◆ Your task:
Every line from the one with "What's the underlying" to the end of the data needs to be copied exactly, and no line before it.

◆ Excerpts from an interface dataset:
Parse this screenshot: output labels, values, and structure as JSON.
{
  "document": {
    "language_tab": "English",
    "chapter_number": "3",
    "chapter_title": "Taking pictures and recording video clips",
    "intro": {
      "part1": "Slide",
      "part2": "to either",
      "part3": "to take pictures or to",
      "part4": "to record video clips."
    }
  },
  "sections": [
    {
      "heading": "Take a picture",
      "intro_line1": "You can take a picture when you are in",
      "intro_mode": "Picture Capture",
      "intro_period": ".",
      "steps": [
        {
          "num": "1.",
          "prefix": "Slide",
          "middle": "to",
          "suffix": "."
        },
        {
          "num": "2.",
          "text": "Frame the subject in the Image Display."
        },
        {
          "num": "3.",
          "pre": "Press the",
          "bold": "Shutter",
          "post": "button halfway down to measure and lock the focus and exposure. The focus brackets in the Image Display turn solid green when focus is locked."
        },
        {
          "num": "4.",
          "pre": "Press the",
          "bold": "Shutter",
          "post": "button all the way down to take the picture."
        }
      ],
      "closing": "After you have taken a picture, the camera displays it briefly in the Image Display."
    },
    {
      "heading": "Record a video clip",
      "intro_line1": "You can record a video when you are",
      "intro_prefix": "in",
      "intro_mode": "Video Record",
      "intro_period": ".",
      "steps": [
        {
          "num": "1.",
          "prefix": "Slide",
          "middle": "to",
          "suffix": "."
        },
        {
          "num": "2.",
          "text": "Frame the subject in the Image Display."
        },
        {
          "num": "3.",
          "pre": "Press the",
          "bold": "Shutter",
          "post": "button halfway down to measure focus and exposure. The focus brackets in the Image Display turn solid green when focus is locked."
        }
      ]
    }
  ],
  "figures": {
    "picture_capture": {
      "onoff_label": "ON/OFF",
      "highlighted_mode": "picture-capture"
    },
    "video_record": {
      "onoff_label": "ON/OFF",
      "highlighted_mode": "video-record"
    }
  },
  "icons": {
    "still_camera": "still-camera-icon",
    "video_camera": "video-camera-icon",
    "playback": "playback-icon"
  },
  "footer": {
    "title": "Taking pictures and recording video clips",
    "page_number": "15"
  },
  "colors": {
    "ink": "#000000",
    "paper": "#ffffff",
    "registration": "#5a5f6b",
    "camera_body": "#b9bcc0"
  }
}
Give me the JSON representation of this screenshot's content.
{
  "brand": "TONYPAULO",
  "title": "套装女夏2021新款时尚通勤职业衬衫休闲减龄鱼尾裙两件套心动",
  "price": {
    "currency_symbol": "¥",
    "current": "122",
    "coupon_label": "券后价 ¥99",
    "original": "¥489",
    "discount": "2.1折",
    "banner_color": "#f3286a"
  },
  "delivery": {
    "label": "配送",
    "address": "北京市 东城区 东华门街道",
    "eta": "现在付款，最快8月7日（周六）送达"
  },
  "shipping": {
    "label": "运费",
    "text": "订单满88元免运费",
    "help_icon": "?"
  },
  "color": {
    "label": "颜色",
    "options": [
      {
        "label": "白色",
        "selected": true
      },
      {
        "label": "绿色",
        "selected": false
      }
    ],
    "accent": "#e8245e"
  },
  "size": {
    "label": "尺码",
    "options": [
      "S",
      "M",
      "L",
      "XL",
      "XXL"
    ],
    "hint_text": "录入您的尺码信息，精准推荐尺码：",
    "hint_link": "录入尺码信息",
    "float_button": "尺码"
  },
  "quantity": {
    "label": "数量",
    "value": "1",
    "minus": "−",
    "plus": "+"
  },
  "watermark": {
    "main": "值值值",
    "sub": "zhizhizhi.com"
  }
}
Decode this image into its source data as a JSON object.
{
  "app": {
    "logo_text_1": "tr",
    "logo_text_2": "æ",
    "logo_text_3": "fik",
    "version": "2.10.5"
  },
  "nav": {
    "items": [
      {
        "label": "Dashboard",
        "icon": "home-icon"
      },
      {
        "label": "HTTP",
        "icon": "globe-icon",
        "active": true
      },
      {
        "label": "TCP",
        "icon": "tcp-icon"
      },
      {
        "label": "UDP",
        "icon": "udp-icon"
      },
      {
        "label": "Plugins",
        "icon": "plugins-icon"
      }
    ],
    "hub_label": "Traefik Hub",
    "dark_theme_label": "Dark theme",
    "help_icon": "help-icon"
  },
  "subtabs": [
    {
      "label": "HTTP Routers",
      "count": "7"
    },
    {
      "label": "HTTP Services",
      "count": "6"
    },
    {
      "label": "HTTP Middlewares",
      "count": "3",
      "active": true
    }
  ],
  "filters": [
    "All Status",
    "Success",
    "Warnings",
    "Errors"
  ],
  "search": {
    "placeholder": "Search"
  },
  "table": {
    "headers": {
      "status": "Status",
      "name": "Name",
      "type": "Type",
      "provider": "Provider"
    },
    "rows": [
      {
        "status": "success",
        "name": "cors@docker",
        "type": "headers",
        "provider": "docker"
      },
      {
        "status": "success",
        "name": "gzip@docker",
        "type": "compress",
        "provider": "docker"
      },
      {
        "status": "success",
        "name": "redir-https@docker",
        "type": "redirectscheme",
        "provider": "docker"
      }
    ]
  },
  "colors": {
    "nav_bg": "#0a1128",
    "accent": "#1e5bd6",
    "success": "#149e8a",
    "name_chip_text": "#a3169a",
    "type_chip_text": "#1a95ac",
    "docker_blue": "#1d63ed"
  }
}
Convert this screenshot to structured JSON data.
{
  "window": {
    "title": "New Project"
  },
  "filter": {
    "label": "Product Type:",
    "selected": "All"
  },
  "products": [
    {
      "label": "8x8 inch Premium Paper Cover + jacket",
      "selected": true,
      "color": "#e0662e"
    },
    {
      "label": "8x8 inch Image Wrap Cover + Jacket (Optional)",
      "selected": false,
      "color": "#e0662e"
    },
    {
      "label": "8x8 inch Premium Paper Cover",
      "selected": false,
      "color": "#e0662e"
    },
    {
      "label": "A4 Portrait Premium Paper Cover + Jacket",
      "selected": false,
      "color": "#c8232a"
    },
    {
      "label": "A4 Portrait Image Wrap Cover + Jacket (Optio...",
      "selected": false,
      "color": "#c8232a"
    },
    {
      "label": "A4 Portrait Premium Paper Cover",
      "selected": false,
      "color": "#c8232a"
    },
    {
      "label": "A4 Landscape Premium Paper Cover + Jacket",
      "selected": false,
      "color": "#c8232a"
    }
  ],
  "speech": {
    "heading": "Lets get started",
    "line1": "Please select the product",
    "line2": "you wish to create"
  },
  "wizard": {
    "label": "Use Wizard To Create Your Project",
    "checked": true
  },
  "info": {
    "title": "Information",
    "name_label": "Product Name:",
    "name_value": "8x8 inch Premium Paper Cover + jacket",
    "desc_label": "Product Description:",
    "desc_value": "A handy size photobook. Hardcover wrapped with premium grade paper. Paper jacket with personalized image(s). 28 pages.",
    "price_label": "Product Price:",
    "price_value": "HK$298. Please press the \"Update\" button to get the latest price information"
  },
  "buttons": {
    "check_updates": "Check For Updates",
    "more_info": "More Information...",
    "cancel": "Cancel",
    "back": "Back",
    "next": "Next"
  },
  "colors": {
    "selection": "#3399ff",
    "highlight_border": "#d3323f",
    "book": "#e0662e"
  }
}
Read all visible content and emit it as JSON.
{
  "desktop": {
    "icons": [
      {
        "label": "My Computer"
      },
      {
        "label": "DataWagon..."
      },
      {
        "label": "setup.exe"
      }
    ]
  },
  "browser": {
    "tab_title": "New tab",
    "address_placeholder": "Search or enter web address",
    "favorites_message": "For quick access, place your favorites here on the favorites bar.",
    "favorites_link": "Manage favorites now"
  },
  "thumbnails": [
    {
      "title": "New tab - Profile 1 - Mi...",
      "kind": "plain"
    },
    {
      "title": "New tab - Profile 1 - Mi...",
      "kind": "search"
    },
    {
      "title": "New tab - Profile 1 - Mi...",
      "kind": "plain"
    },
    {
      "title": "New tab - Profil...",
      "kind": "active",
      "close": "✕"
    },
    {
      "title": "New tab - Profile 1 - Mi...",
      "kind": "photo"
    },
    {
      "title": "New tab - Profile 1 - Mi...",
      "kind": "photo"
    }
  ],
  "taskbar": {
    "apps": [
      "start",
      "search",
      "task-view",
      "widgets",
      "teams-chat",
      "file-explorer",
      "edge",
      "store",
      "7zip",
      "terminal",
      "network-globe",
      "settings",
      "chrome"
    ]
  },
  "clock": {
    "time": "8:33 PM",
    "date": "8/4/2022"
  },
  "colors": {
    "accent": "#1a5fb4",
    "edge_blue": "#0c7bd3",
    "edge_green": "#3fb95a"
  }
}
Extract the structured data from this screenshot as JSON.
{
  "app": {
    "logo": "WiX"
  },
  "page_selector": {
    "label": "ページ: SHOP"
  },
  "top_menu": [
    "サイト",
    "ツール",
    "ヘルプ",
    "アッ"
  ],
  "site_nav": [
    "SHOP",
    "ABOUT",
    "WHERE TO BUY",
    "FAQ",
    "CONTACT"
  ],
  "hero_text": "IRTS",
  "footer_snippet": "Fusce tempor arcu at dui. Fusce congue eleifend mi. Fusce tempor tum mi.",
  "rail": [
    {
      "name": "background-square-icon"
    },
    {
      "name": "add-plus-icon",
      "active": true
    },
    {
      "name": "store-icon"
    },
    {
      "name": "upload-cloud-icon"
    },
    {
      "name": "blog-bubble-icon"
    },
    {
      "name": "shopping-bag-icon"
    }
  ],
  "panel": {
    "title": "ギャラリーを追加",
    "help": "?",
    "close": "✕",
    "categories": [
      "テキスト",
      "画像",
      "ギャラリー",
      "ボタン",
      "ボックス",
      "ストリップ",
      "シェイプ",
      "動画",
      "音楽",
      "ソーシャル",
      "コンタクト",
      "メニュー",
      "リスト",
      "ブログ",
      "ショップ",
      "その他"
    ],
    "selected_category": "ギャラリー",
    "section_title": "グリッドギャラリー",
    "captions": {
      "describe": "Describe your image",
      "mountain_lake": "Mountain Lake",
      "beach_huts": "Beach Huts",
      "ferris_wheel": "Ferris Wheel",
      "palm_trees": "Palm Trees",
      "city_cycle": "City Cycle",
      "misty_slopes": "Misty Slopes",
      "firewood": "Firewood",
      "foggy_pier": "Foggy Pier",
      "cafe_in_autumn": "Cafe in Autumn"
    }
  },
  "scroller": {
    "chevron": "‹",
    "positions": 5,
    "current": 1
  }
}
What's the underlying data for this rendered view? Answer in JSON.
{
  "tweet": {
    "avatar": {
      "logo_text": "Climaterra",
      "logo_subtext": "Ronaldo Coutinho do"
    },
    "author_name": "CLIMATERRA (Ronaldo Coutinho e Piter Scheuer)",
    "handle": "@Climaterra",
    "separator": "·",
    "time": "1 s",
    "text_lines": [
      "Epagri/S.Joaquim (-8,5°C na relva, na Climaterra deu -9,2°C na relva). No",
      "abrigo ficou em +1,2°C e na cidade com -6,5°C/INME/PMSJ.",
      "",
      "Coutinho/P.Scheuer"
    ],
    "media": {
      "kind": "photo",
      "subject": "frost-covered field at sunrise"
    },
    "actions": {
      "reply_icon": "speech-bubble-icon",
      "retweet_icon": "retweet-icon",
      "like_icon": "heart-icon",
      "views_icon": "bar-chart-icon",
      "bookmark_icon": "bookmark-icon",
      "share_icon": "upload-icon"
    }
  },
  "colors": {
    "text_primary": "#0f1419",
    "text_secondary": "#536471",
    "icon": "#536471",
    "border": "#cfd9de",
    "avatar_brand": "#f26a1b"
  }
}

◆ Reply:
What's the underlying data for this rendered view? Answer in JSON.
{
  "tweet": {
    "avatar": {
      "logo_text": "Climaterra",
      "logo_subtext": "Ronaldo Coutinho do"
    },
    "author_name": "CLIMATERRA (Ronaldo Coutinho e Piter Scheuer)",
    "handle": "@Climaterra",
    "separator": "·",
    "time": "1 s",
    "text_lines": [
      "Epagri/S.Joaquim (-8,5°C na relva, na Climaterra deu -9,2°C na relva). No",
      "abrigo ficou em +1,2°C e na cidade com -6,5°C/INME/PMSJ.",
      "",
      "Coutinho/P.Scheuer"
    ],
    "media": {
      "kind": "photo",
      "subject": "frost-covered field at sunrise"
    },
    "actions": {
      "reply_icon": "speech-bubble-icon",
      "retweet_icon": "retweet-icon",
      "like_icon": "heart-icon",
      "views_icon": "bar-chart-icon",
      "bookmark_icon": "bookmark-icon",
      "share_icon": "upload-icon"
    }
  },
  "colors": {
    "text_primary": "#0f1419",
    "text_secondary": "#536471",
    "icon": "#536471",
    "border": "#cfd9de",
    "avatar_brand": "#f26a1b"
  }
}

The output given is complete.